■ **Data**
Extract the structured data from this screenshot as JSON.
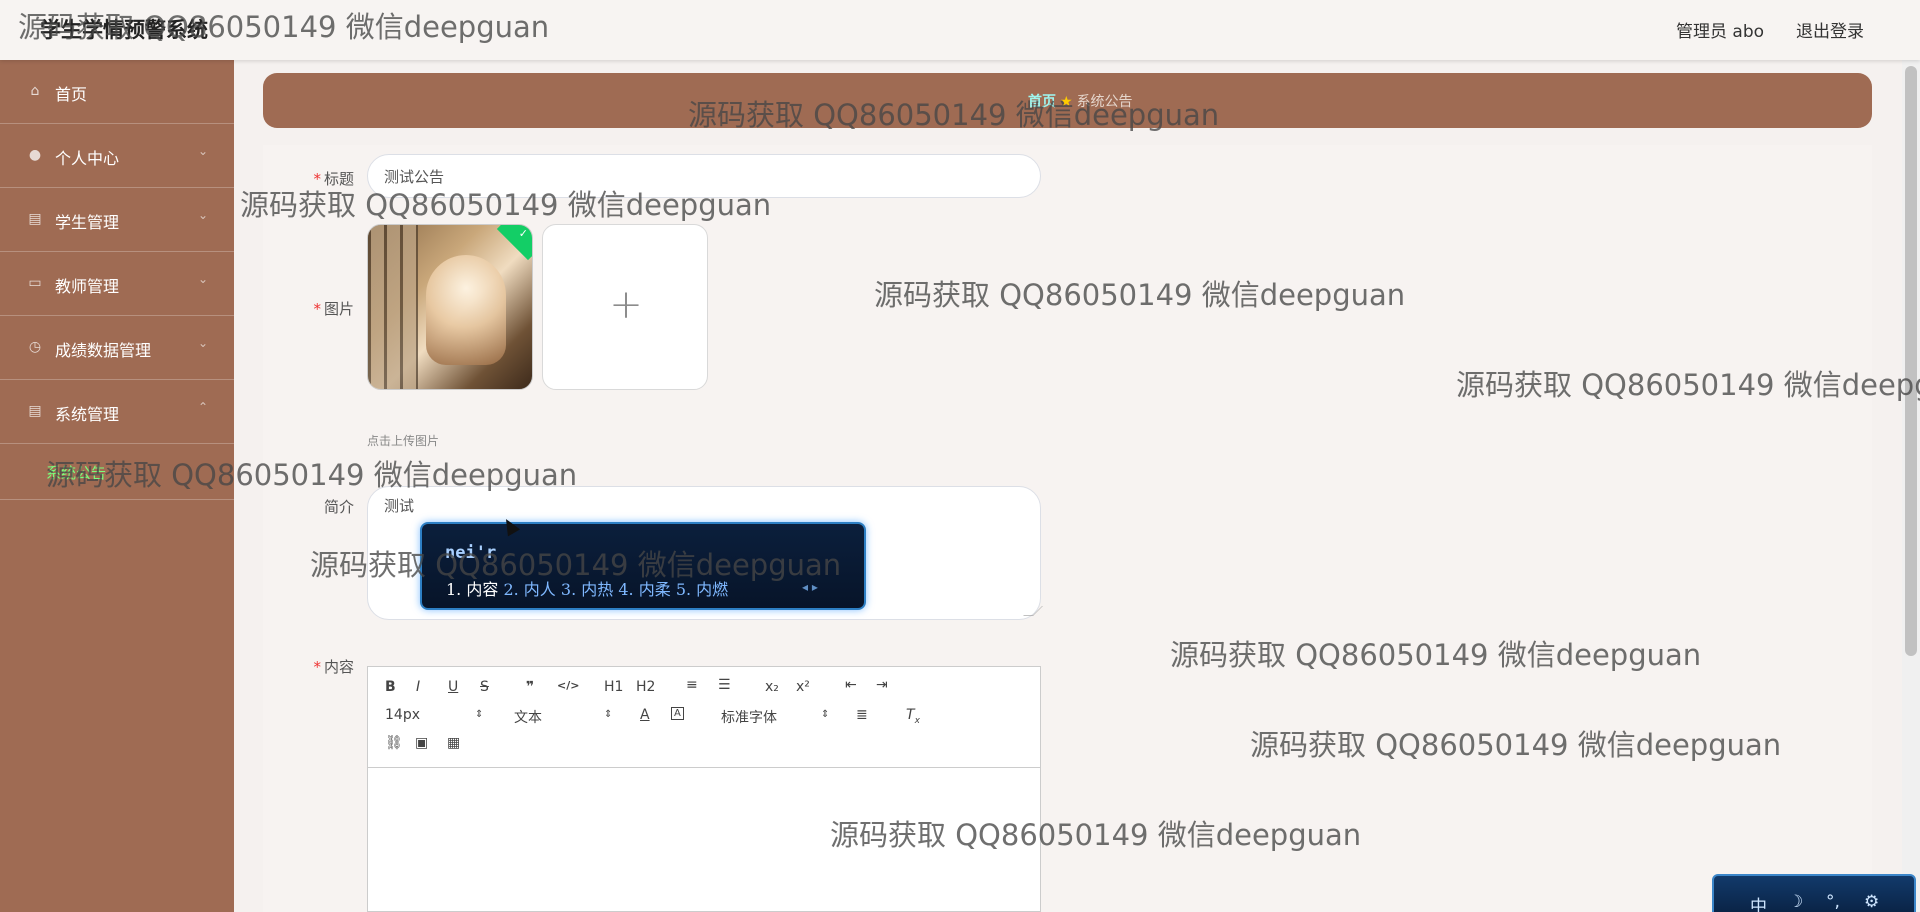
{
  "header": {
    "app_title": "学生学情预警系统",
    "user_label": "管理员 abo",
    "logout_label": "退出登录"
  },
  "sidebar": {
    "items": [
      {
        "label": "首页",
        "icon": "home-icon"
      },
      {
        "label": "个人中心",
        "icon": "user-icon"
      },
      {
        "label": "学生管理",
        "icon": "clipboard-icon"
      },
      {
        "label": "教师管理",
        "icon": "id-card-icon"
      },
      {
        "label": "成绩数据管理",
        "icon": "compass-icon"
      },
      {
        "label": "系统管理",
        "icon": "clipboard-icon"
      }
    ],
    "sub_item": "系统公告"
  },
  "breadcrumb": {
    "home": "首页",
    "current": "系统公告"
  },
  "form": {
    "title_label": "标题",
    "title_value": "测试公告",
    "image_label": "图片",
    "upload_tip": "点击上传图片",
    "intro_label": "简介",
    "intro_value": "测试",
    "content_label": "内容"
  },
  "editor": {
    "font_size": "14px",
    "block_type": "文本",
    "font_family": "标准字体",
    "buttons": [
      "B",
      "I",
      "U",
      "S",
      "❞",
      "</>",
      "H1",
      "H2",
      "ordered-list",
      "bullet-list",
      "x₂",
      "x²",
      "outdent",
      "indent",
      "A",
      "highlight",
      "align-left",
      "clear-format",
      "link",
      "image",
      "video"
    ]
  },
  "ime": {
    "input": "nei'r",
    "candidates": [
      "1. 内容",
      "2. 内人",
      "3. 内热",
      "4. 内柔",
      "5. 内燃"
    ],
    "status": [
      "中",
      "☽",
      "°,",
      "⚙"
    ]
  },
  "watermark": "源码获取 QQ86050149 微信deepguan"
}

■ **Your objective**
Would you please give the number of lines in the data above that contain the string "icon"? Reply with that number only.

■ **Answer for this exercise**
6